Then, correspondingly, according to the Heisenbergs Uncertainty Principle, the uncertainties for the x-momentum and energy for a realistic photon cannot be zero,

0xp 0E and

such that and are satisfied !2x

p x 2

E t

• Waves and Uncertainty

Intuitively, the Heisenbergs Uncertainty Principle enforces an inverseproportional relation on the two conjugate pairs of dynamics variables:

,xp x ,E tand

By decreasing the uncertainty in one of the variables (x or t), its corresponding conjugate variable must increases accordingly ! orxp E

2xp x

2E t

• Waves and UncertaintyTo visualize a localized wave function, one can consider a superposition of multiple plane waves

1 1 1 2 2 2, sin siny x xE x t A p x E t A p x E t

For simplicity, let consider the sum of two of the same plane waves that we have been considering BUT with slightly different x-momentum and E.

Looking at the wave at a fixed time and0 0t t

2 1A A we have

(black) (red)(green)

• Waves and Uncertainty

The resultant electric field are localized (beat pattern). With superposition of waves with many wavelengths/frequencies (x-momentum/energy), the localization can be stronger. The result is called a wave packet.

NOTE: This wave packet is localized in space BUT it contains many and as required by the HUP.

x xp 0xp

• PHYS 262George Mason University

Prof. Paul So

• Chapter 39: Particles Behaving as Waves Matter Waves Atomic Line-Spectra

and Energy Levels Bohrs Model of H-

atom The Laser Continuous Spectra &

• Matter WavesAs we have seen, light has a duality of being a wave and a particle.

By a symmetry argument, de Broglie in 1924 proposed that all form of matter should process this duality also.
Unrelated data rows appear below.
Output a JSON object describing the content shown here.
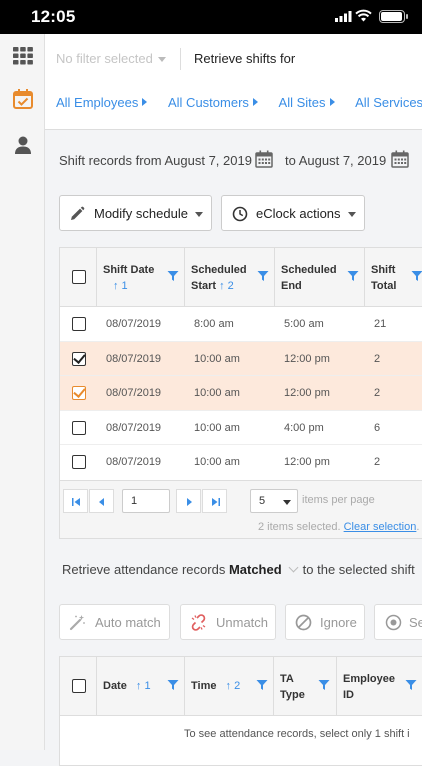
{
  "status": {
    "time": "12:05"
  },
  "filter": {
    "placeholder": "No filter selected",
    "retrieve_label": "Retrieve shifts for",
    "crumbs": [
      "All Employees",
      "All Customers",
      "All Sites",
      "All Services"
    ]
  },
  "range": {
    "from_text": "Shift records from August 7, 2019",
    "to_text": "to August 7, 2019"
  },
  "toolbar": {
    "modify_label": "Modify schedule",
    "eclock_label": "eClock actions"
  },
  "shifts": {
    "columns": [
      {
        "label1": "Shift Date",
        "label2": "",
        "sort": "↑ 1"
      },
      {
        "label1": "Scheduled",
        "label2": "Start",
        "sort": "↑ 2"
      },
      {
        "label1": "Scheduled",
        "label2": "End",
        "sort": ""
      },
      {
        "label1": "Shift",
        "label2": "Total",
        "sort": ""
      }
    ],
    "rows": [
      {
        "date": "08/07/2019",
        "start": "8:00 am",
        "end": "5:00 am",
        "total": "21",
        "checked": false
      },
      {
        "date": "08/07/2019",
        "start": "10:00 am",
        "end": "12:00 pm",
        "total": "2",
        "checked": true
      },
      {
        "date": "08/07/2019",
        "start": "10:00 am",
        "end": "12:00 pm",
        "total": "2",
        "checked": true
      },
      {
        "date": "08/07/2019",
        "start": "10:00 am",
        "end": "4:00 pm",
        "total": "6",
        "checked": false
      },
      {
        "date": "08/07/2019",
        "start": "10:00 am",
        "end": "12:00 pm",
        "total": "2",
        "checked": false
      }
    ],
    "pager": {
      "page": "1",
      "page_size": "5",
      "items_per_page": "items per page",
      "selected_text": "2 items selected.",
      "clear_text": "Clear selection",
      "trailing": ". 1"
    }
  },
  "attendance": {
    "prefix": "Retrieve attendance records",
    "mode": "Matched",
    "suffix": "to the selected shift",
    "buttons": {
      "auto_match": "Auto match",
      "unmatch": "Unmatch",
      "ignore": "Ignore",
      "more": "Se"
    },
    "columns": [
      {
        "label1": "Date",
        "label2": "",
        "sort": "↑ 1"
      },
      {
        "label1": "Time",
        "label2": "",
        "sort": "↑ 2"
      },
      {
        "label1": "TA",
        "label2": "Type",
        "sort": ""
      },
      {
        "label1": "Employee",
        "label2": "ID",
        "sort": ""
      }
    ],
    "empty_text": "To see attendance records, select only 1 shift i"
  }
}
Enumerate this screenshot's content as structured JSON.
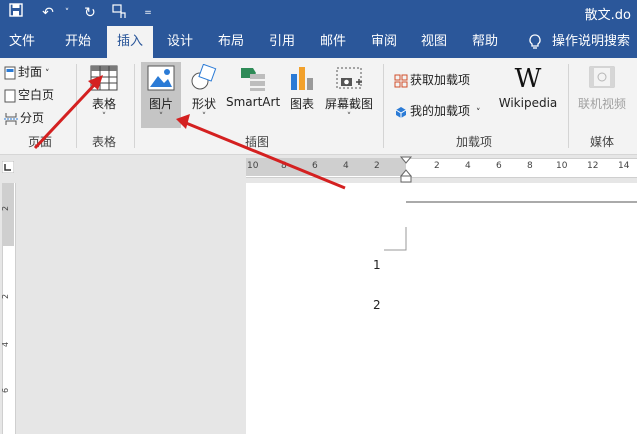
{
  "window": {
    "title": "散文.do"
  },
  "tabs": [
    {
      "label": "文件"
    },
    {
      "label": "开始"
    },
    {
      "label": "插入"
    },
    {
      "label": "设计"
    },
    {
      "label": "布局"
    },
    {
      "label": "引用"
    },
    {
      "label": "邮件"
    },
    {
      "label": "审阅"
    },
    {
      "label": "视图"
    },
    {
      "label": "帮助"
    }
  ],
  "tell_me": "操作说明搜索",
  "ribbon": {
    "pages": {
      "cover": "封面",
      "blank": "空白页",
      "break": "分页",
      "label": "页面"
    },
    "table": {
      "button": "表格",
      "label": "表格"
    },
    "illustrations": {
      "picture": "图片",
      "shapes": "形状",
      "smartart": "SmartArt",
      "chart": "图表",
      "screenshot": "屏幕截图",
      "label": "插图"
    },
    "addins": {
      "get": "获取加载项",
      "mine": "我的加载项",
      "wikipedia": "Wikipedia",
      "wiki_logo": "W",
      "label": "加载项"
    },
    "media": {
      "online_video": "联机视频",
      "label": "媒体"
    }
  },
  "ruler": {
    "left_marks": [
      "10",
      "8",
      "6",
      "4",
      "2"
    ],
    "right_marks": [
      "2",
      "4",
      "6",
      "8",
      "10",
      "12",
      "14"
    ],
    "vertical_marks": [
      "2",
      "2",
      "4",
      "6"
    ]
  },
  "document": {
    "lines": [
      "1",
      "2"
    ]
  },
  "colors": {
    "accent": "#2b579a",
    "arrow": "#d42020",
    "ribbon": "#f3f3f3"
  }
}
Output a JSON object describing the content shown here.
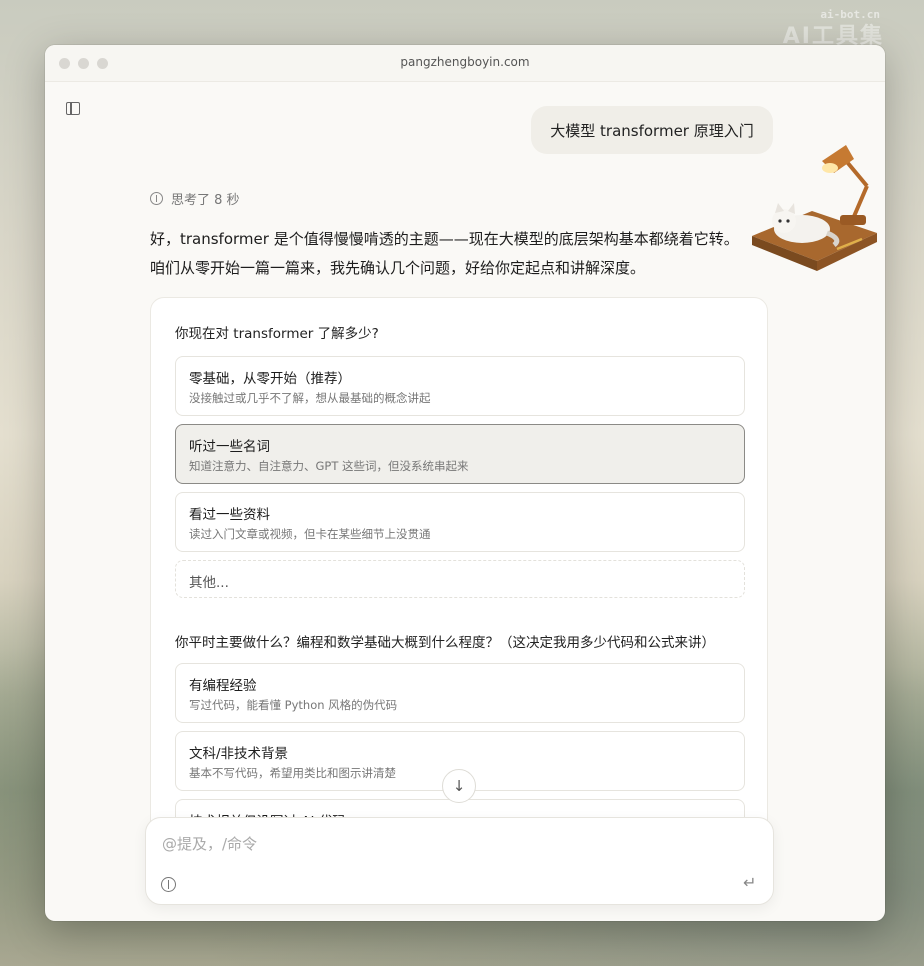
{
  "watermark": {
    "top": "ai-bot.cn",
    "bottom": "AI工具集"
  },
  "window": {
    "url": "pangzhengboyin.com"
  },
  "chat": {
    "user_message": "大模型 transformer 原理入门",
    "thinking_label": "思考了 8 秒",
    "assistant_intro": "好，transformer 是个值得慢慢啃透的主题——现在大模型的底层架构基本都绕着它转。咱们从零开始一篇一篇来，我先确认几个问题，好给你定起点和讲解深度。"
  },
  "questions": [
    {
      "title": "你现在对 transformer 了解多少?",
      "options": [
        {
          "title": "零基础，从零开始（推荐）",
          "desc": "没接触过或几乎不了解，想从最基础的概念讲起",
          "selected": false
        },
        {
          "title": "听过一些名词",
          "desc": "知道注意力、自注意力、GPT 这些词，但没系统串起来",
          "selected": true
        },
        {
          "title": "看过一些资料",
          "desc": "读过入门文章或视频，但卡在某些细节上没贯通",
          "selected": false
        }
      ],
      "other_label": "其他..."
    },
    {
      "title": "你平时主要做什么？编程和数学基础大概到什么程度？（这决定我用多少代码和公式来讲）",
      "options": [
        {
          "title": "有编程经验",
          "desc": "写过代码，能看懂 Python 风格的伪代码",
          "selected": false
        },
        {
          "title": "文科/非技术背景",
          "desc": "基本不写代码，希望用类比和图示讲清楚",
          "selected": false
        },
        {
          "title": "技术相关但没写过 AI 代码",
          "desc": "",
          "selected": false
        }
      ]
    }
  ],
  "composer": {
    "placeholder": "@提及，/命令"
  },
  "colors": {
    "window_bg": "#faf9f6",
    "selected_border": "#8b8a86",
    "bubble_bg": "#f0eee8"
  },
  "icons": [
    "sidebar-toggle-icon",
    "thinking-icon",
    "arrow-down-icon",
    "brain-icon",
    "return-icon",
    "lamp-cat-illustration"
  ]
}
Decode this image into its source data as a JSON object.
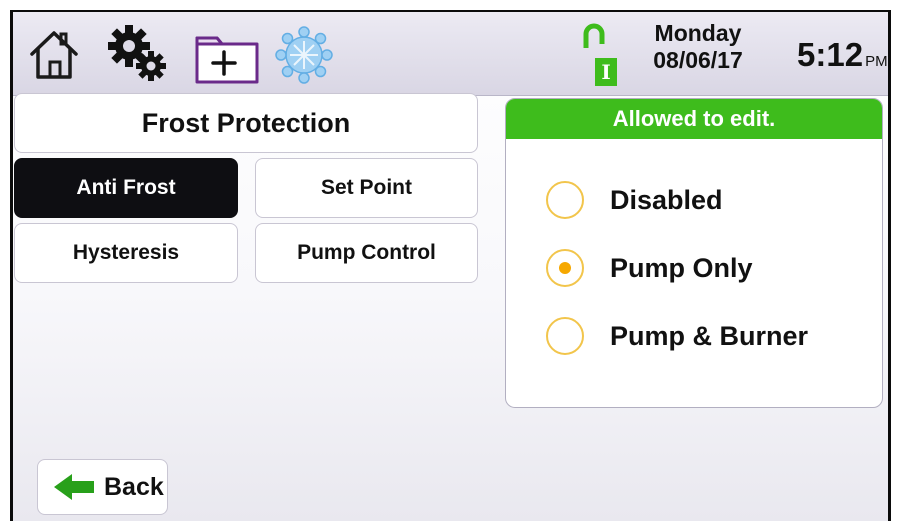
{
  "status": {
    "day": "Monday",
    "date": "08/06/17",
    "time": "5:12",
    "ampm": "PM",
    "lock_label": "I"
  },
  "page_title": "Frost Protection",
  "tabs": [
    {
      "label": "Anti Frost",
      "active": true
    },
    {
      "label": "Set Point",
      "active": false
    },
    {
      "label": "Hysteresis",
      "active": false
    },
    {
      "label": "Pump Control",
      "active": false
    }
  ],
  "panel": {
    "header": "Allowed to edit.",
    "options": [
      {
        "label": "Disabled",
        "selected": false
      },
      {
        "label": "Pump Only",
        "selected": true
      },
      {
        "label": "Pump & Burner",
        "selected": false
      }
    ]
  },
  "back_button": {
    "label": "Back"
  },
  "icons": [
    "home-icon",
    "settings-gears-icon",
    "add-folder-icon",
    "snowflake-icon",
    "unlocked-padlock-icon",
    "back-arrow-icon"
  ],
  "colors": {
    "accent_green": "#3ebc1c",
    "radio_border": "#f2c54b",
    "radio_selected": "#f6a800",
    "active_tab": "#0e0e12"
  }
}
Recall for photons, we have:

For a particle with momentum p = mv (or mv) and total energy E, de Broglie proposed:

h h hp mv mv

Efh

(de Broglie wavelength)

hp

• Electron DiffractionClinton Davisson and Lester Germer (1927)

sin 50od

Nickel crystal acts as a diffraction grading.

Constructive interference is expected at:

sin , 1, 2,d m m

2 / 2

/ / 2a

a

eV p m

h p h meV

54aV V peak

Va

• Diffraction of e off Aluminum FoilIn 1928, G.P. Thomson (son of J.J. Thomson) performed another demonstrative experiment in showing electrons can act as a wave and diffract from a polycrystalline aluminum foil.

Debye and Sherrer: X-Ray diffraction experiment done a few years earlier using a similar set